- [What is required] Below is a block of records; return all of them exactly, but without the images.

- [Provided material]
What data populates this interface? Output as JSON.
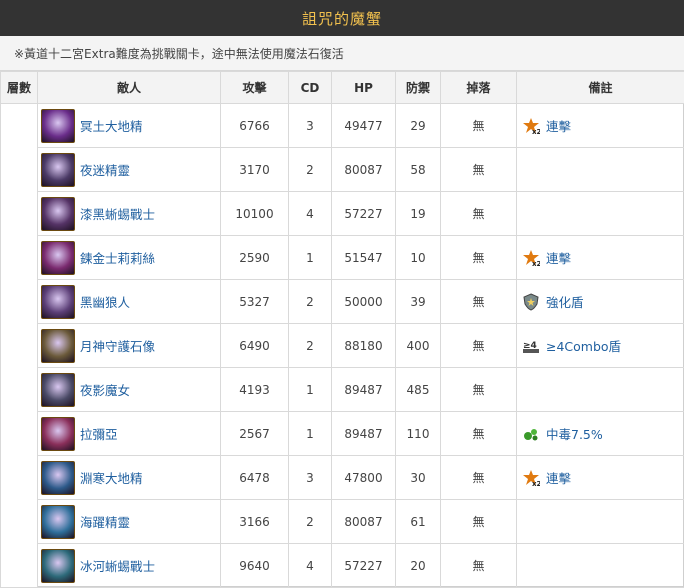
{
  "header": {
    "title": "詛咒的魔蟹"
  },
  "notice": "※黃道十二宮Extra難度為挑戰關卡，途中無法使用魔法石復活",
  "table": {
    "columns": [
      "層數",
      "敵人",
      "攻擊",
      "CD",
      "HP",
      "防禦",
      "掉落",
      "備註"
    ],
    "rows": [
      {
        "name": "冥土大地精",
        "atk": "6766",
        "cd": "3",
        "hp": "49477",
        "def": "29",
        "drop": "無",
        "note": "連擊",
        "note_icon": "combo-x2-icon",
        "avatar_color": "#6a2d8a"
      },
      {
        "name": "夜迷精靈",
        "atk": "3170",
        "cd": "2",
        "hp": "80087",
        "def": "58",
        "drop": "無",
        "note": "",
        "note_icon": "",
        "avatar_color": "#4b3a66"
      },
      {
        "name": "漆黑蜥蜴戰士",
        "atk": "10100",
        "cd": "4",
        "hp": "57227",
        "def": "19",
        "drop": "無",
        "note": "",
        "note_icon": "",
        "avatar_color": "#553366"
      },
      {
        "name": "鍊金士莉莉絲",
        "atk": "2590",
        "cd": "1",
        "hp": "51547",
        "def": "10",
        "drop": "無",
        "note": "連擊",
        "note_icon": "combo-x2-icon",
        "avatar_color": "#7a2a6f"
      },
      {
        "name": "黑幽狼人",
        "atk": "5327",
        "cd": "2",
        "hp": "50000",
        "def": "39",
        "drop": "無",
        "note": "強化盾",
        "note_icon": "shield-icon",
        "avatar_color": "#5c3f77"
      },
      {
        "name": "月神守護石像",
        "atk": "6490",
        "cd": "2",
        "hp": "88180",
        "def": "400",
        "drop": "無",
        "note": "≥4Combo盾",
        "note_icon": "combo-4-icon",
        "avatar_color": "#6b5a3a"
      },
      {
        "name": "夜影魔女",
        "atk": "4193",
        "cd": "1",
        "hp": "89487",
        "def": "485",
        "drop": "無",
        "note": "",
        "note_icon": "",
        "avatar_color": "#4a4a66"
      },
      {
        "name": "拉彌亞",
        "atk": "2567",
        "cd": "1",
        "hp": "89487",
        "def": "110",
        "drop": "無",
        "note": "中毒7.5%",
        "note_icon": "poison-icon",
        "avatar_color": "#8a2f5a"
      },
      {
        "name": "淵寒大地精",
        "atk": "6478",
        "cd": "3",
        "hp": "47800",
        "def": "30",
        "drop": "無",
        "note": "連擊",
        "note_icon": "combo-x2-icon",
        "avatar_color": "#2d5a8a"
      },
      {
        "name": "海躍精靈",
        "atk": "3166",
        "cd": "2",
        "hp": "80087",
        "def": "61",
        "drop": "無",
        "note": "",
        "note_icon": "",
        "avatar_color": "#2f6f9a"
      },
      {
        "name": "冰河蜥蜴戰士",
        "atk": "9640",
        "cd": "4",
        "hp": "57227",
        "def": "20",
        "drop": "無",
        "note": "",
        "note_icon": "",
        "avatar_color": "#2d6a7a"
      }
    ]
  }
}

- [Completed task]
What data populates this interface? Output as JSON.
{
  "header": {
    "title": "詛咒的魔蟹"
  },
  "notice": "※黃道十二宮Extra難度為挑戰關卡，途中無法使用魔法石復活",
  "table": {
    "columns": [
      "層數",
      "敵人",
      "攻擊",
      "CD",
      "HP",
      "防禦",
      "掉落",
      "備註"
    ],
    "rows": [
      {
        "name": "冥土大地精",
        "atk": "6766",
        "cd": "3",
        "hp": "49477",
        "def": "29",
        "drop": "無",
        "note": "連擊",
        "note_icon": "combo-x2-icon",
        "avatar_color": "#6a2d8a"
      },
      {
        "name": "夜迷精靈",
        "atk": "3170",
        "cd": "2",
        "hp": "80087",
        "def": "58",
        "drop": "無",
        "note": "",
        "note_icon": "",
        "avatar_color": "#4b3a66"
      },
      {
        "name": "漆黑蜥蜴戰士",
        "atk": "10100",
        "cd": "4",
        "hp": "57227",
        "def": "19",
        "drop": "無",
        "note": "",
        "note_icon": "",
        "avatar_color": "#553366"
      },
      {
        "name": "鍊金士莉莉絲",
        "atk": "2590",
        "cd": "1",
        "hp": "51547",
        "def": "10",
        "drop": "無",
        "note": "連擊",
        "note_icon": "combo-x2-icon",
        "avatar_color": "#7a2a6f"
      },
      {
        "name": "黑幽狼人",
        "atk": "5327",
        "cd": "2",
        "hp": "50000",
        "def": "39",
        "drop": "無",
        "note": "強化盾",
        "note_icon": "shield-icon",
        "avatar_color": "#5c3f77"
      },
      {
        "name": "月神守護石像",
        "atk": "6490",
        "cd": "2",
        "hp": "88180",
        "def": "400",
        "drop": "無",
        "note": "≥4Combo盾",
        "note_icon": "combo-4-icon",
        "avatar_color": "#6b5a3a"
      },
      {
        "name": "夜影魔女",
        "atk": "4193",
        "cd": "1",
        "hp": "89487",
        "def": "485",
        "drop": "無",
        "note": "",
        "note_icon": "",
        "avatar_color": "#4a4a66"
      },
      {
        "name": "拉彌亞",
        "atk": "2567",
        "cd": "1",
        "hp": "89487",
        "def": "110",
        "drop": "無",
        "note": "中毒7.5%",
        "note_icon": "poison-icon",
        "avatar_color": "#8a2f5a"
      },
      {
        "name": "淵寒大地精",
        "atk": "6478",
        "cd": "3",
        "hp": "47800",
        "def": "30",
        "drop": "無",
        "note": "連擊",
        "note_icon": "combo-x2-icon",
        "avatar_color": "#2d5a8a"
      },
      {
        "name": "海躍精靈",
        "atk": "3166",
        "cd": "2",
        "hp": "80087",
        "def": "61",
        "drop": "無",
        "note": "",
        "note_icon": "",
        "avatar_color": "#2f6f9a"
      },
      {
        "name": "冰河蜥蜴戰士",
        "atk": "9640",
        "cd": "4",
        "hp": "57227",
        "def": "20",
        "drop": "無",
        "note": "",
        "note_icon": "",
        "avatar_color": "#2d6a7a"
      }
    ]
  }
}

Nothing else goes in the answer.